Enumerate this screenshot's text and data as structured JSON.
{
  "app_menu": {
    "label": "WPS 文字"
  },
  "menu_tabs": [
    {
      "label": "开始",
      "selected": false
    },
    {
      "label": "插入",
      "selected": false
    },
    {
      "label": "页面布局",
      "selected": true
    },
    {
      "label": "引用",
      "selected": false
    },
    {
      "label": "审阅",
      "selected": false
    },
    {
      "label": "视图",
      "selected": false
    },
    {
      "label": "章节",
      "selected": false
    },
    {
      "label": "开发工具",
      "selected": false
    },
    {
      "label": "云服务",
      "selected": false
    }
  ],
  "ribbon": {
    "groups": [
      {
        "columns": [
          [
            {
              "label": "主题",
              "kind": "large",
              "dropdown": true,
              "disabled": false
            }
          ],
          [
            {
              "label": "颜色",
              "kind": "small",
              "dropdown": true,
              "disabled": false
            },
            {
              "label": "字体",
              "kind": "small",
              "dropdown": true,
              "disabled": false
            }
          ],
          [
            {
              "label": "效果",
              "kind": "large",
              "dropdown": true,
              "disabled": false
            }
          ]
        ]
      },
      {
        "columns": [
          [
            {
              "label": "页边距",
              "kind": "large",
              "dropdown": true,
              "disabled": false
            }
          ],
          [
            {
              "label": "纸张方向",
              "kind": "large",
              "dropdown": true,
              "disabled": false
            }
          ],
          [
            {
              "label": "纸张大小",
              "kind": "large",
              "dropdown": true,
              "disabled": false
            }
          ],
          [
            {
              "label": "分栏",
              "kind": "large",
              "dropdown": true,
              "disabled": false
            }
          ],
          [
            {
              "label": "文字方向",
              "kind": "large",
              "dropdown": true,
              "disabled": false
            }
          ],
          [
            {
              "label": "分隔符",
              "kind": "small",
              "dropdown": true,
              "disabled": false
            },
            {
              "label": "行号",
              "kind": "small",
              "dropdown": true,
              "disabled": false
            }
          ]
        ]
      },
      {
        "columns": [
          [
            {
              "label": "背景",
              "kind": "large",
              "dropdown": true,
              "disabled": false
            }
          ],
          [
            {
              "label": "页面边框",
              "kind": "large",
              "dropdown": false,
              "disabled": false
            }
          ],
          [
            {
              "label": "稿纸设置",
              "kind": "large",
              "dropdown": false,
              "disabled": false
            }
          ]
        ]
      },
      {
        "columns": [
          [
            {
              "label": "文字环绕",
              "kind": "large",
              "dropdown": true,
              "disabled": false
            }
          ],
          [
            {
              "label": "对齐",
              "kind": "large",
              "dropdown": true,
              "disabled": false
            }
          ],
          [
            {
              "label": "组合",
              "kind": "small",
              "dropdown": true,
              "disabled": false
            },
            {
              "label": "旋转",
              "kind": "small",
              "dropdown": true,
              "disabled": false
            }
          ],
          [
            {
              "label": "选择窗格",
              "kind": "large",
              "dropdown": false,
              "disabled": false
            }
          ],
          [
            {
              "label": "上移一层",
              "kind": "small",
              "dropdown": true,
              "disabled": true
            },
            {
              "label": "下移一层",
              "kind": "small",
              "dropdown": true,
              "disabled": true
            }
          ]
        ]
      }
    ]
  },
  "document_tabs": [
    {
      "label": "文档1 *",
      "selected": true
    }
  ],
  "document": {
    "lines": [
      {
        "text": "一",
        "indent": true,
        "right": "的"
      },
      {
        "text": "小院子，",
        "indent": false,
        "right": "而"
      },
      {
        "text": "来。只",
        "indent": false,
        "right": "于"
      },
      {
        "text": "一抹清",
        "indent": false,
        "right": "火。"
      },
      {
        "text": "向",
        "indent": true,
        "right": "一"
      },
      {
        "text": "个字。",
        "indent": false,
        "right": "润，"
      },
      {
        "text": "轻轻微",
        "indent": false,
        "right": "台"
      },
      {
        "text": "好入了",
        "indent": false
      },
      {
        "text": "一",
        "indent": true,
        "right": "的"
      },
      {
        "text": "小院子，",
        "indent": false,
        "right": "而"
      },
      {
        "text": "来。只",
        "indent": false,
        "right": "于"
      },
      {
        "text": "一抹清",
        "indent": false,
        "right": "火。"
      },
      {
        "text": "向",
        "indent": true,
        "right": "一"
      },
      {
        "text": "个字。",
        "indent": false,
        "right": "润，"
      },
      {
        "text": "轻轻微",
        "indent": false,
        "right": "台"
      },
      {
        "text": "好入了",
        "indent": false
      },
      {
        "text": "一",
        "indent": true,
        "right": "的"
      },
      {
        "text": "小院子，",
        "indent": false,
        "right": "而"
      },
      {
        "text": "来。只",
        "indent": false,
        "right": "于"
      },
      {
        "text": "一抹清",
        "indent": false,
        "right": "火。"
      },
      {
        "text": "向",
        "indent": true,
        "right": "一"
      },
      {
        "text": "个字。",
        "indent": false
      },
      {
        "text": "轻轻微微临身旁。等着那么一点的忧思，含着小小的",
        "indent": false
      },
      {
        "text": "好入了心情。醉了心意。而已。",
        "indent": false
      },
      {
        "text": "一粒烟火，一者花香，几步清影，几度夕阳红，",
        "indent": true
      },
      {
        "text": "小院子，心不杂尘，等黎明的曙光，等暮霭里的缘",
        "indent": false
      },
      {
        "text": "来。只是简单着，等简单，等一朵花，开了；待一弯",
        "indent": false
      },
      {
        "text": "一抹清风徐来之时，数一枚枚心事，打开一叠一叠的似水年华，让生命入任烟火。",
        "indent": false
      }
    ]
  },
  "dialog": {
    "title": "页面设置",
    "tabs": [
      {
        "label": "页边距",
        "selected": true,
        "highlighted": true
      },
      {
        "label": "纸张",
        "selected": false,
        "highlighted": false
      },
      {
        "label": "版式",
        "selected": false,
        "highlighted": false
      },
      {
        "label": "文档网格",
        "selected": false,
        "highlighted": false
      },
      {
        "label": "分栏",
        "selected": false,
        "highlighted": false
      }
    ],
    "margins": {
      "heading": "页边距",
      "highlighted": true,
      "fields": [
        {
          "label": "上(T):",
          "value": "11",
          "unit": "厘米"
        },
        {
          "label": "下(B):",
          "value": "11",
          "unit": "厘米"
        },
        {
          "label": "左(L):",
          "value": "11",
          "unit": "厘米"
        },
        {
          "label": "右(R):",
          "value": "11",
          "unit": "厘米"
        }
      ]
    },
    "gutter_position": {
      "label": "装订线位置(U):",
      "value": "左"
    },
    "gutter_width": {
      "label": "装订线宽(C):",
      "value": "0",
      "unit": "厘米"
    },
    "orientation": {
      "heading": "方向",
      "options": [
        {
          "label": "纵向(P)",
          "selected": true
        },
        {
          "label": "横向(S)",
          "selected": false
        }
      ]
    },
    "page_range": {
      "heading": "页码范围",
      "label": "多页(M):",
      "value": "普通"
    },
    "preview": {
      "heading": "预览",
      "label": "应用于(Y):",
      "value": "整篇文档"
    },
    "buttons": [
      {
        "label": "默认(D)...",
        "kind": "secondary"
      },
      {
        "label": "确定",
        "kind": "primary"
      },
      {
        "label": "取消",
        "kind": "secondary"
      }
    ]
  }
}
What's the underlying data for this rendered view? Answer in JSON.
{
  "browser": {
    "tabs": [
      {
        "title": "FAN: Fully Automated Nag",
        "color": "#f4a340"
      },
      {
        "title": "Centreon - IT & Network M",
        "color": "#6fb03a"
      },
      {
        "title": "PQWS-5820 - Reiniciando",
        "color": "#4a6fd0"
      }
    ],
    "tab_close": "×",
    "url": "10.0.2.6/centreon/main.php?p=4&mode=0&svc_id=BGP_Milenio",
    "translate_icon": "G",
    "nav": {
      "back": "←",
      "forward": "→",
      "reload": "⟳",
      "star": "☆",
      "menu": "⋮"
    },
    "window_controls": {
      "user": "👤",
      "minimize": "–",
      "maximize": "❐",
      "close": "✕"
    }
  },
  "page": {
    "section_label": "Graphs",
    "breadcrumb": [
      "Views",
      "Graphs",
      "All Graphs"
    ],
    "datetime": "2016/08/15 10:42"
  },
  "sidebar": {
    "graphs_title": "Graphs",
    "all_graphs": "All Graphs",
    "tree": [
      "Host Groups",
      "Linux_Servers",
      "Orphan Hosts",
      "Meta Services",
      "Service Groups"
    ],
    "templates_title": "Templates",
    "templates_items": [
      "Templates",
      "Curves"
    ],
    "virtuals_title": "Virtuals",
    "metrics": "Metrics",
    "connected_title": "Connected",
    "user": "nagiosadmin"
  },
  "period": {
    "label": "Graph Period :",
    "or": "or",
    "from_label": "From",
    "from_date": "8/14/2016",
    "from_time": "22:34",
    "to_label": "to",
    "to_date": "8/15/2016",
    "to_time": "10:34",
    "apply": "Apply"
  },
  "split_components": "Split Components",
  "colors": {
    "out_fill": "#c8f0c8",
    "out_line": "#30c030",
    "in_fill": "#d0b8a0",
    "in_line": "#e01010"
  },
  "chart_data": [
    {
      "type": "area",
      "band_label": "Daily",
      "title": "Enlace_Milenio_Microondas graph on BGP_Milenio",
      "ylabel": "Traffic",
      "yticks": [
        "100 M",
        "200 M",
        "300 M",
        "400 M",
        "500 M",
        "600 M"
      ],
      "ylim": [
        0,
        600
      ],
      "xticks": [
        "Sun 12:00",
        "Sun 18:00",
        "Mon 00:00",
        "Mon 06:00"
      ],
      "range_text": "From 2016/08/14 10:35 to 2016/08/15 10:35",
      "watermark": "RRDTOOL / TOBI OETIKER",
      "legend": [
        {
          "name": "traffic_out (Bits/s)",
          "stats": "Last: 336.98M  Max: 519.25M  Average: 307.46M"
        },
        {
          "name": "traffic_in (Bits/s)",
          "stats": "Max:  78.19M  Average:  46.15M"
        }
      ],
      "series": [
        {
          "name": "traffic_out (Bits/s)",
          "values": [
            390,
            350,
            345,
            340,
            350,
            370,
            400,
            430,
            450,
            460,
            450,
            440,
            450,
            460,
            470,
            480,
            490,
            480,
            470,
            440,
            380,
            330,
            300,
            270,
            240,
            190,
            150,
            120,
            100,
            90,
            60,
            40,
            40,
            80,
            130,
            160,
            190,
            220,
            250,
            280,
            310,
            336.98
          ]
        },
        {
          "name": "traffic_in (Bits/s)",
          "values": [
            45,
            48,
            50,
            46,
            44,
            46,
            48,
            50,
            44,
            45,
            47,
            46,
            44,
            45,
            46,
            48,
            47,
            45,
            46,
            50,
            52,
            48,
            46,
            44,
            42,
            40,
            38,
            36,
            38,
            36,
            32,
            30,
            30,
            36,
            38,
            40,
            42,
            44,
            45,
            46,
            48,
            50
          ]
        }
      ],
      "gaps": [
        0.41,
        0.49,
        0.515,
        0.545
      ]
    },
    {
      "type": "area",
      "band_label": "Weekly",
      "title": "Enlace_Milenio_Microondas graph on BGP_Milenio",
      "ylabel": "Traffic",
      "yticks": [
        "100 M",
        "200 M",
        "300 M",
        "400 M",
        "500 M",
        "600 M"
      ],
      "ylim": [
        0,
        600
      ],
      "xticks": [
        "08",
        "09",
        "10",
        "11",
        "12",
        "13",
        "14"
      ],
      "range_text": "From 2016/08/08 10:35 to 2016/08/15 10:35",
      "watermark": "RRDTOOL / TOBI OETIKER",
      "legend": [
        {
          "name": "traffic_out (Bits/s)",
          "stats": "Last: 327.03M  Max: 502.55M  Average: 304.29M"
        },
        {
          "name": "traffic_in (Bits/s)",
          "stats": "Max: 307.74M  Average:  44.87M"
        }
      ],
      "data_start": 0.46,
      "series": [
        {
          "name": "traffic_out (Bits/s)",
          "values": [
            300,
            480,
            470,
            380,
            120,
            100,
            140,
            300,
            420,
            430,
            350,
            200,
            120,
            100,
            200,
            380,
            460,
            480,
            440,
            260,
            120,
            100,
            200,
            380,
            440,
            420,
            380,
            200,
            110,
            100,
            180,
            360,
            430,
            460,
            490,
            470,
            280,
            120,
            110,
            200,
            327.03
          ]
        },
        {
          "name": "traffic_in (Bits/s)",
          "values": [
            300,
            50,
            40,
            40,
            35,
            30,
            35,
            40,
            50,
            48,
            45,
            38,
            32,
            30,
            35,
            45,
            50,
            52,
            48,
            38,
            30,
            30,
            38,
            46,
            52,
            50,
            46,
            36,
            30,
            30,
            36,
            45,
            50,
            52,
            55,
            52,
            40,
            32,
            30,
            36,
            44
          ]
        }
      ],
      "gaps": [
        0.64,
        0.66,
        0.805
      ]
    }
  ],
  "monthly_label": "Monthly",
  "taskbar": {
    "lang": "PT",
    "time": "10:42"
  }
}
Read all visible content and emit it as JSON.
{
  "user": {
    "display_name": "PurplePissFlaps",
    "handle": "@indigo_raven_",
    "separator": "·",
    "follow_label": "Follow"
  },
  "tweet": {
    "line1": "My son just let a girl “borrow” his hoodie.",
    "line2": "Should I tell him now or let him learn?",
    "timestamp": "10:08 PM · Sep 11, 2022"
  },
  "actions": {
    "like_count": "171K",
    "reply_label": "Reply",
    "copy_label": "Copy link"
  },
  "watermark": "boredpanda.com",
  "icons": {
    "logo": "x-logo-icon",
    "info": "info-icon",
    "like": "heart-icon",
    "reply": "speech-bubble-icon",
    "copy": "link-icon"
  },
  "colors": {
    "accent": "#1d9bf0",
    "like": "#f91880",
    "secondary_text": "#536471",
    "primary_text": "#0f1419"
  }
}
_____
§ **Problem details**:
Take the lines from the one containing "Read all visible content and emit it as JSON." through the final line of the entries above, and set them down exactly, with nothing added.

§ **Output of the task**:
Read all visible content and emit it as JSON.
{
  "user": {
    "display_name": "PurplePissFlaps",
    "handle": "@indigo_raven_",
    "separator": "·",
    "follow_label": "Follow"
  },
  "tweet": {
    "line1": "My son just let a girl “borrow” his hoodie.",
    "line2": "Should I tell him now or let him learn?",
    "timestamp": "10:08 PM · Sep 11, 2022"
  },
  "actions": {
    "like_count": "171K",
    "reply_label": "Reply",
    "copy_label": "Copy link"
  },
  "watermark": "boredpanda.com",
  "icons": {
    "logo": "x-logo-icon",
    "info": "info-icon",
    "like": "heart-icon",
    "reply": "speech-bubble-icon",
    "copy": "link-icon"
  },
  "colors": {
    "accent": "#1d9bf0",
    "like": "#f91880",
    "secondary_text": "#536471",
    "primary_text": "#0f1419"
  }
}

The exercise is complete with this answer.